In 1999, the 76th Texas Legislature enacted Chapter 154, Texas Education Code, mandated that the Texas Council on Alzheimer's Disease and Related Disorders establish the Texas Alzheimer's Research Consortium, later renamed to the Texas Alzheimer’s Research and Care Consortium (TARCC). The consortium was initially comprised of four major medical research institutions:
- Baylor College of Medicine in Houston
- Texas Tech University Health Sciences Center in Lubbock
- The University of Texas Southwestern Medical Center in Dallas
- University of North Texas Health Science Center in Fort Worth
The first state funding for Alzheimer's research in Texas history was approved in 2005 by the 79th Texas Legislature, which appropriated $2 million to fund the Texas Alzheimer's Research and Care Consortium's (TARCC) first two years of set-up, volunteer recruitment, and data collection. In 2007, Texas lawmakers nearly doubled the state's initial investment in the Consortium. In 2009, state lawmakers approved $6.5 million in funding for the TARCC to build on its early work, recruit more volunteers (including participants diagnosed with Mild Cognitive Impairment; MCI), and launch a new research focus on the impact of Alzheimer's disease on Hispanics. The addition of The University of Texas Health Science Center at San Antonio to the TARCC in 2009 facilitated Hispanic recruitment -- and made it possible for Texas to assume a national leadership role in this underserved area of Alzheimer's research. The State's allotment in 2011 was 5.23 million to continue enrollment and follow up visits of the initial participants as well as over 500 Hispanic individuals and 125 participants diagnosed with MCI.

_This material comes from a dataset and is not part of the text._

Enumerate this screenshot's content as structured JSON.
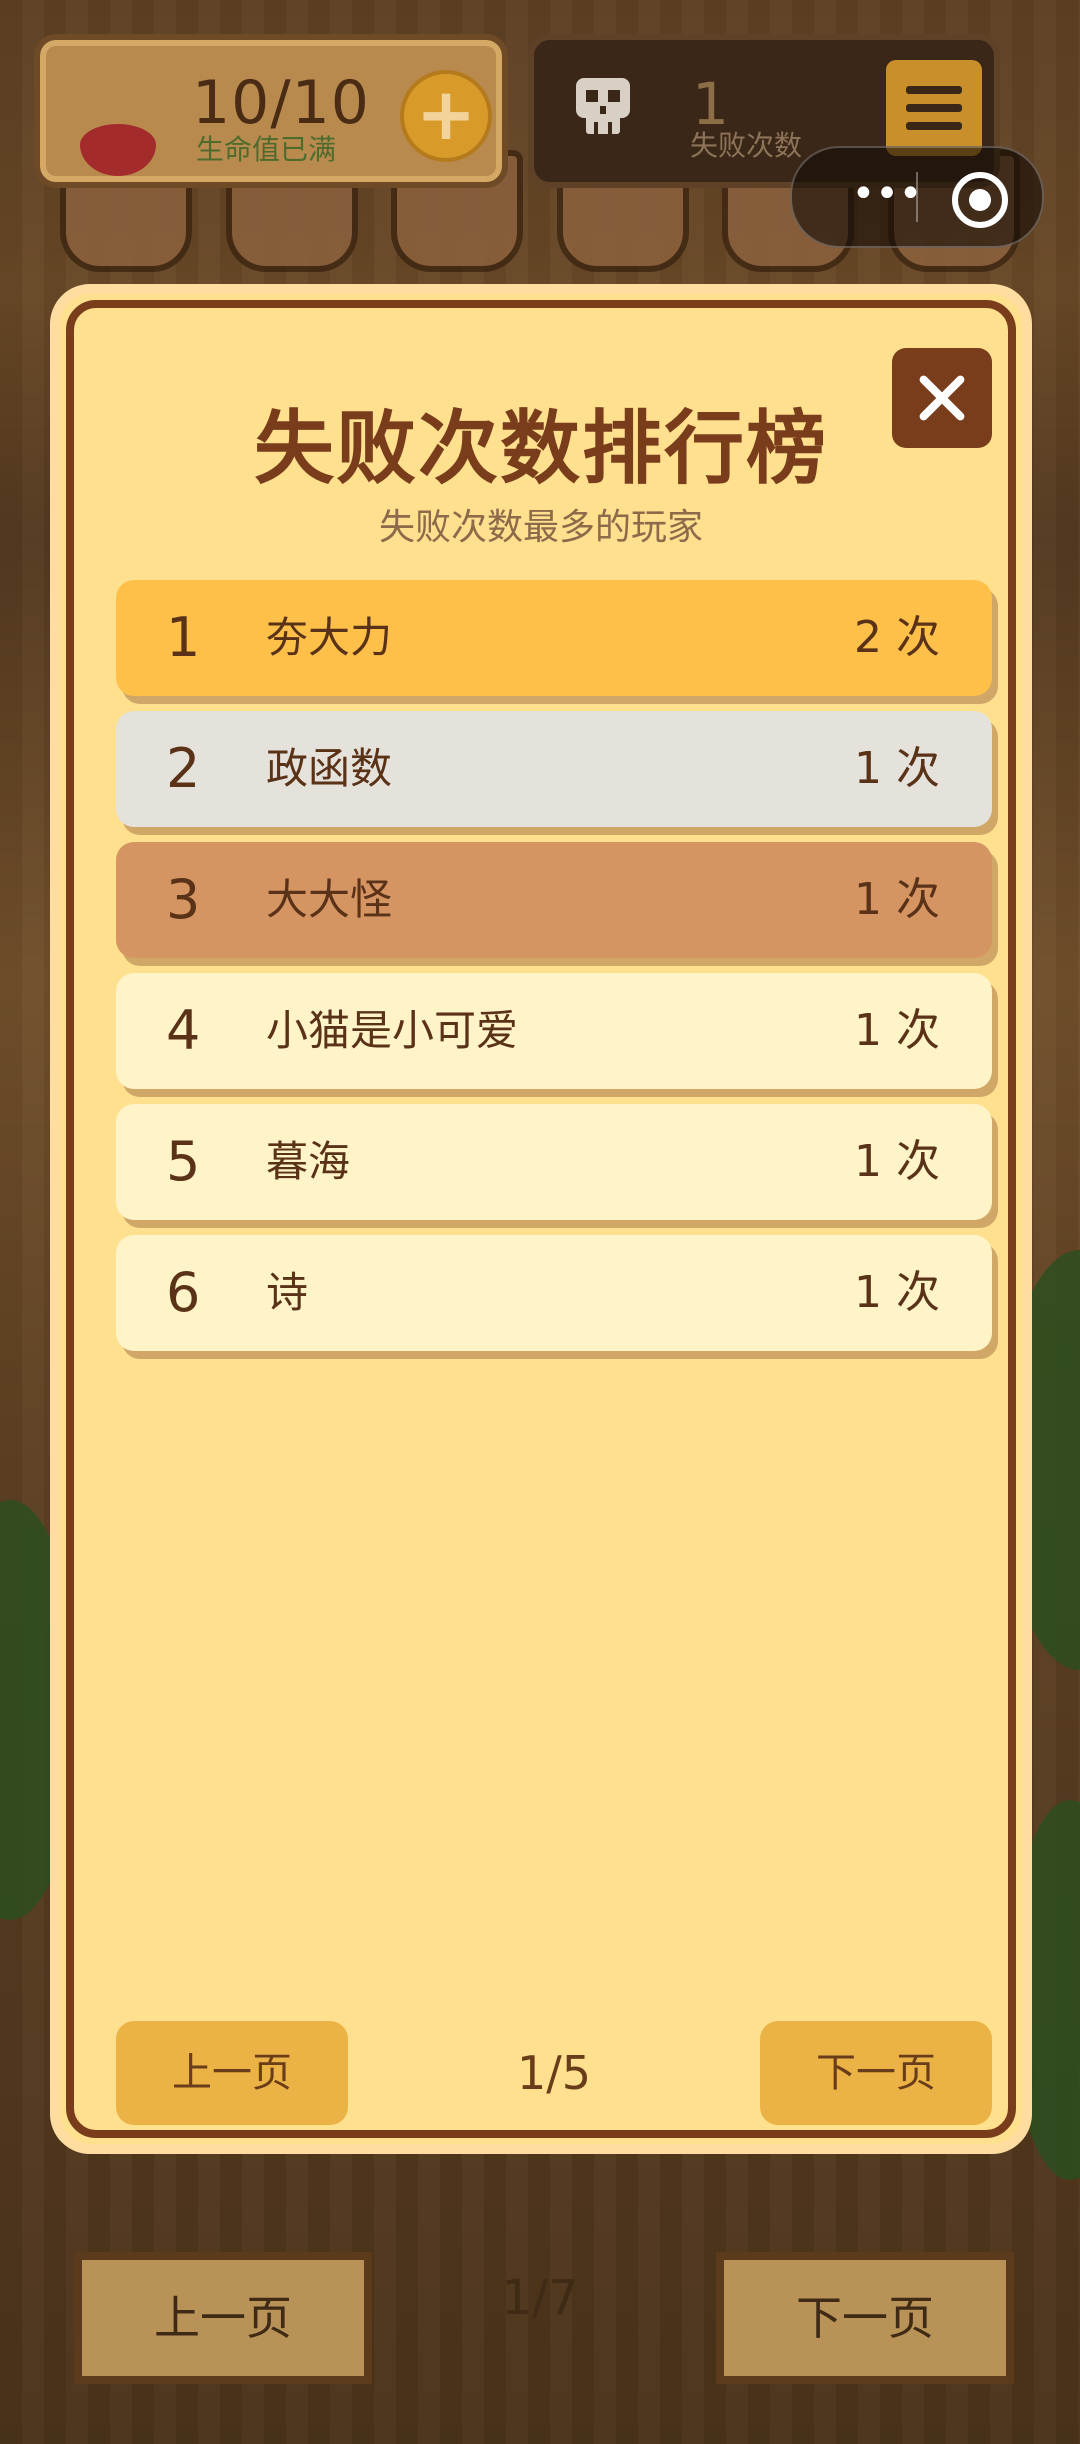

By statutory authority of the Texas Council on Alzheimer’s Disease and Related Disorders, two new member institutions have been added to TARCC since its inception - The University of Texas Health Science Center at San Antonio and Texas A&M University Health Science Center. This move has greatly increased Texas’ capacity to expand and advance research and discovery to improve early diagnosis, treatment, and prevention of Alzheimer’s disease.
The TARCC has now recruited more than 2000 volunteers (over 500 of whom are Hispanic) from across the state to participate in cutting-edge research to isolate and identify:
- Genetic factors associated with the onset of Alzheimer's disease, and
- Biological markers for inflammation, cardiovascular disease, risk factors for heart disease, and failure to control blood sugar (diabetes) that impact the development and progression of Alzheimer's disease.
The Texas Alzheimer's Research and Care Consortium has established a large shared Texas Alzheimer's DataBank that includes standardized clinical, neuropsychiatric, genetic and blood biomarker data on Alzheimer's patients, individuals diagnosed with mild cognitive impairment and healthy control subjects who are seen at each of the TARCC member sites. Importantly, samples and data from TARCC participants are collected annually at follow up visits. The longitudinal nature of the TARCC study is a key strength, allowing analysis of disease progression.